Something for the weekend: Silicon Valley, the US home to technology giants Google and LinkedIn, has banned social media organisation Facebook from providing free food on-site for its 2,000 employees.
City officials have implemented the unusual mandate, which aims to generate business for local restaurants, in preparation for when the organisation’s employees move into a new office at the San Antonio Center in Mountain View later this year.
According to the San Francisco Chronicle, Silicon Valley city officials and Facebook reached an agreement in 2014, long before the new offices became a reality, stipulating that tenants of the San Antonio Center development cannot subsidise employee meals on-site by more than 50%. The only alternative, therefore, is for Facebook to fully fund meals at local restaurants that are open to the public.
The agreement was enforced after Silicon Valley restaurants complained that free meals at Google had damaged their business. The ban on on-site canteens also aims to encourage employees to integrate with the local community, rather than simply staying in their offices during the day.
Facebook employees may struggle to get to grips with the old-fashioned packed lunch moving forwards, as free food at the organisation is currently a popular employee benefit. Many employees, according to The Guardian, joke about the ‘Facebook 15’, referring to the pounds of weight gained by staff thanks to the abundance of free foodie treats.
San Francisco is also looking to implement a similar proposal, as city officials suggested a ban on on-site workplace cafeterias on Tuesday 24 July 2018. If the mandate is approved, this would mean city planning laws would be altered to ban workplace canteens in any new developments.
Employers could instead consider giving employees vouchers to buy food from local restaurants, to allow them to still cover the costs of staff meals.
Gwyneth Borden, executive director at restaurant trade group Golden Gate Restaurant Association, told The Guardian: “It’s great we’ve had an amazing economic boom where jobs have located into San Francisco over the past several years, but many of these new jobs come with full-scale kitchen operations that make it difficult for restaurants to have a good lunch business and find [employees].
“This is not a prohibition on catering or providing free food. Yes, we want the jobs but the whole point is [the city gets] more foot traffic, restaurant and retail patrons and overall vitality in the streets. But if people are bussed in, go to work and never leave the office, the effect isn’t felt.”

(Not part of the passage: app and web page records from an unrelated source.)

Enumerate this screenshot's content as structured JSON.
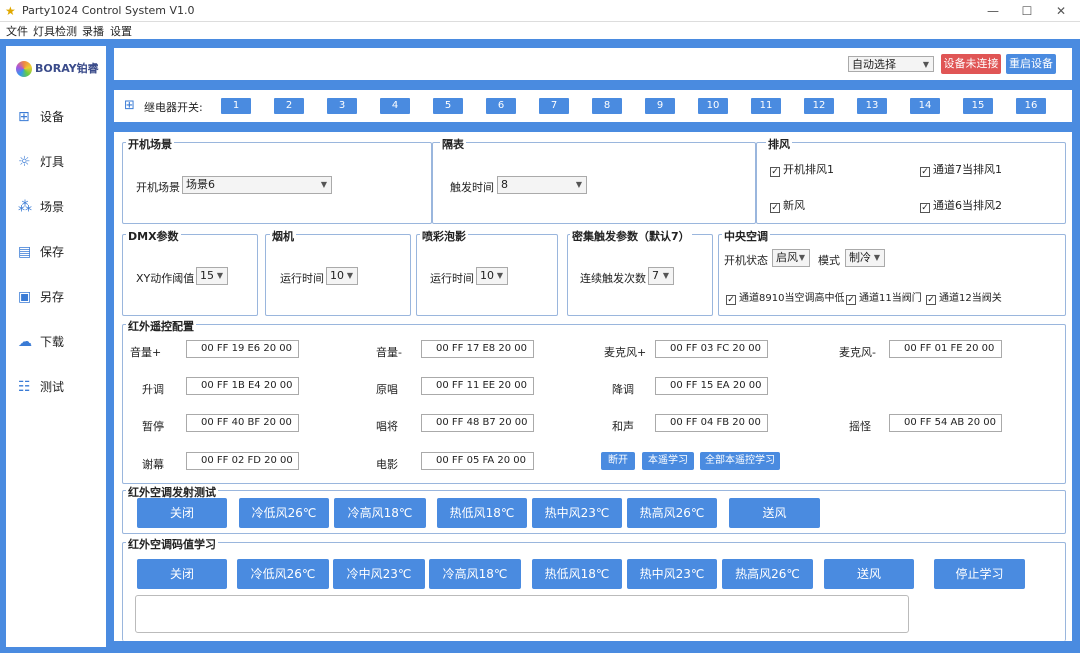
{
  "window": {
    "title": "Party1024 Control System V1.0"
  },
  "menu": [
    "文件",
    "灯具检测",
    "录播",
    "设置"
  ],
  "logo": "BORAY铂睿",
  "nav": [
    {
      "label": "设备",
      "icon": "device-icon",
      "glyph": "⊞"
    },
    {
      "label": "灯具",
      "icon": "lightbulb-icon",
      "glyph": "☼"
    },
    {
      "label": "场景",
      "icon": "scene-icon",
      "glyph": "⁂"
    },
    {
      "label": "保存",
      "icon": "save-icon",
      "glyph": "▤"
    },
    {
      "label": "另存",
      "icon": "save-as-icon",
      "glyph": "▣"
    },
    {
      "label": "下载",
      "icon": "cloud-download-icon",
      "glyph": "☁"
    },
    {
      "label": "测试",
      "icon": "test-icon",
      "glyph": "☷"
    }
  ],
  "top": {
    "mode_select": "自动选择",
    "connect_status": "设备未连接",
    "reset_button": "重启设备"
  },
  "relay": {
    "label": "继电器开关:",
    "buttons": [
      "1",
      "2",
      "3",
      "4",
      "5",
      "6",
      "7",
      "8",
      "9",
      "10",
      "11",
      "12",
      "13",
      "14",
      "15",
      "16"
    ]
  },
  "startup": {
    "title": "开机场景",
    "label": "开机场景",
    "value": "场景6"
  },
  "delay": {
    "title": "隔表",
    "label": "触发时间",
    "value": "8"
  },
  "exhaust": {
    "title": "排风",
    "items": [
      "开机排风1",
      "通道7当排风1",
      "新风",
      "通道6当排风2"
    ]
  },
  "dmx": {
    "title": "DMX参数",
    "label": "XY动作阈值",
    "value": "15"
  },
  "smoke": {
    "title": "烟机",
    "label": "运行时间",
    "value": "10"
  },
  "bubble": {
    "title": "喷彩泡影",
    "label": "运行时间",
    "value": "10"
  },
  "dense": {
    "title": "密集触发参数（默认7）",
    "label": "连续触发次数",
    "value": "7"
  },
  "ac": {
    "title": "中央空调",
    "power_label": "开机状态",
    "power_value": "启风",
    "mode_label": "模式",
    "mode_value": "制冷",
    "checks": [
      "通道8910当空调高中低",
      "通道11当阀门",
      "通道12当阀关"
    ]
  },
  "ir": {
    "title": "红外遥控配置",
    "rows": [
      [
        {
          "label": "音量+",
          "code": "00 FF 19 E6 20 00"
        },
        {
          "label": "音量-",
          "code": "00 FF 17 E8 20 00"
        },
        {
          "label": "麦克风+",
          "code": "00 FF 03 FC 20 00"
        },
        {
          "label": "麦克风-",
          "code": "00 FF 01 FE 20 00"
        }
      ],
      [
        {
          "label": "升调",
          "code": "00 FF 1B E4 20 00"
        },
        {
          "label": "原唱",
          "code": "00 FF 11 EE 20 00"
        },
        {
          "label": "降调",
          "code": "00 FF 15 EA 20 00"
        }
      ],
      [
        {
          "label": "暂停",
          "code": "00 FF 40 BF 20 00"
        },
        {
          "label": "唱将",
          "code": "00 FF 48 B7 20 00"
        },
        {
          "label": "和声",
          "code": "00 FF 04 FB 20 00"
        },
        {
          "label": "摇怪",
          "code": "00 FF 54 AB 20 00"
        }
      ],
      [
        {
          "label": "谢幕",
          "code": "00 FF 02 FD 20 00"
        },
        {
          "label": "电影",
          "code": "00 FF 05 FA 20 00"
        }
      ]
    ],
    "buttons": [
      "断开",
      "本遥学习",
      "全部本遥控学习"
    ]
  },
  "ac_test": {
    "title": "红外空调发射测试",
    "buttons": [
      "关闭",
      "冷低风26℃",
      "冷高风18℃",
      "热低风18℃",
      "热中风23℃",
      "热高风26℃",
      "送风"
    ]
  },
  "ac_learn": {
    "title": "红外空调码值学习",
    "buttons": [
      "关闭",
      "冷低风26℃",
      "冷中风23℃",
      "冷高风18℃",
      "热低风18℃",
      "热中风23℃",
      "热高风26℃",
      "送风",
      "停止学习"
    ]
  }
}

Here at Employee Benefits, we rather like the sound of employers opting to provide free food options for their staff. As we’re based in Soho, there are certainly plenty of local eateries we would love to try out in our lunch hour without breaking the bank…